"I thought he was a record when we first saw him as he crossed (a sand bar)," Dennis said. "He was on top of the water so I could see how big he was. Once we got him to the boat, he didn't look as long as I thought he was, but then I saw the girth and I knew he was going to be a record."
The International Gamefish Association all-tackle record for hammerhead shark is a 991-pounder caught off Sarasota on May 30, 1982.
The IGFA keeps all-tackle records for the heaviest fish of a species caught by an angler in any line class up to 130 pound. An IGFA record application available at http://igfa.org/IGFARecApp.pdf) must be submitted along with a sample of the line or tippet and an application fee of $25 for IGFA members or $50 for non-members. The organization is reviewing his catch, a process that will take about 60 days.
An experienced angler, Dennis was well aware of the brute strength he faced. "I was a little nervous toward the end when we tried to gaff him," he said. "That's when you either catch him or you don't. They start to spin and they can (break off) at that point."
The 36-year-old angler said he had been pursuing a record shark for several years. His window of opportunity is May through early July, when a shark's major food source is available.
"When the tarpon are here, the sharks are here," Dennis said.
Given the sharks' habit of eating hooked tarpon, Dennis surmised that Boca Grande anglers would consider his catch a public service. "The guys in the pass hate those things - I did them a favor."
Dennis spotted his hammerhead as it was chasing a hooked tarpon under a guide's boat. The hammerhead was accompanied by two bull sharks, which gave way to the bigger predator.
"The hammerheads have jurisdiction over the bull sharks," Dennis said. "They get to eat first."
He donated the big fish to the Center for Shark Research at Mote Marine Laboratory in Sarasota, which plans to have it mounted and displayed. Center director Robert Hueter said researchers prefer that people tag and release large sharks because they help sustain the species.
"But we are grateful that this animal has been donated to science. It will help us understand more about these animals," Hueter said.

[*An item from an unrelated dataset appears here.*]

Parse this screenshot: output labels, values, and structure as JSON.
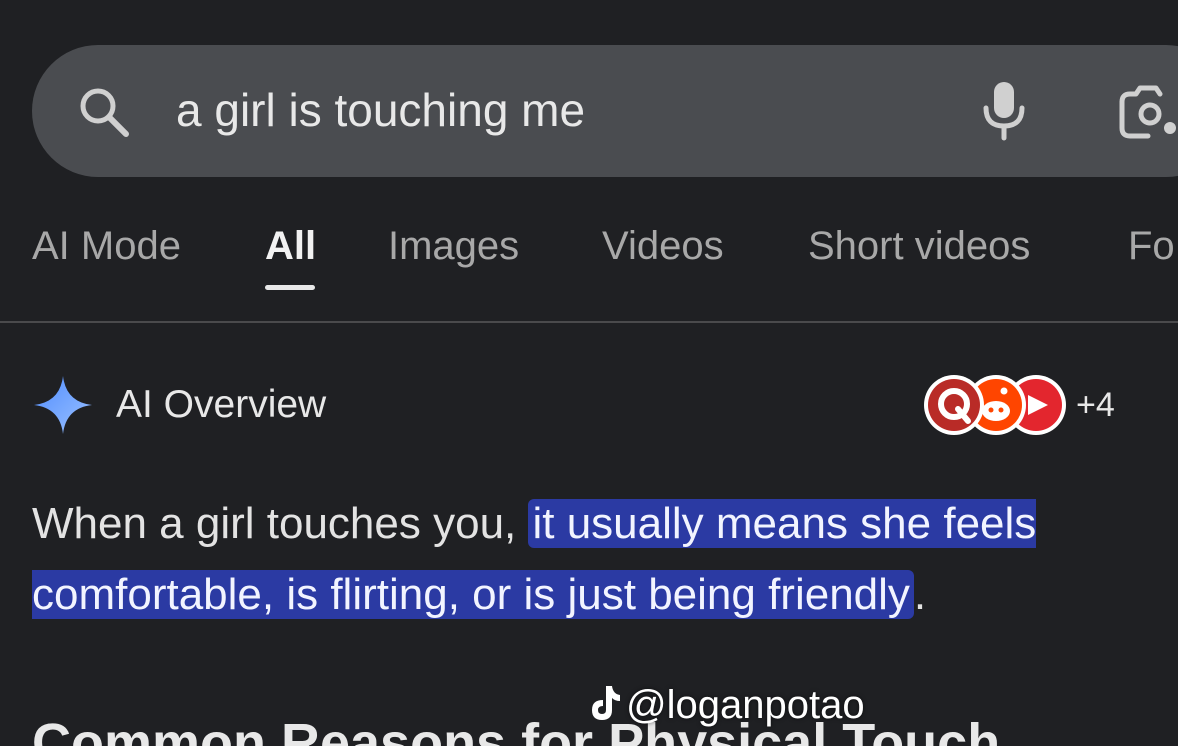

The largest shark ever hooked was a 2,664-pound great white caught off the southern coast of Australia in 1959.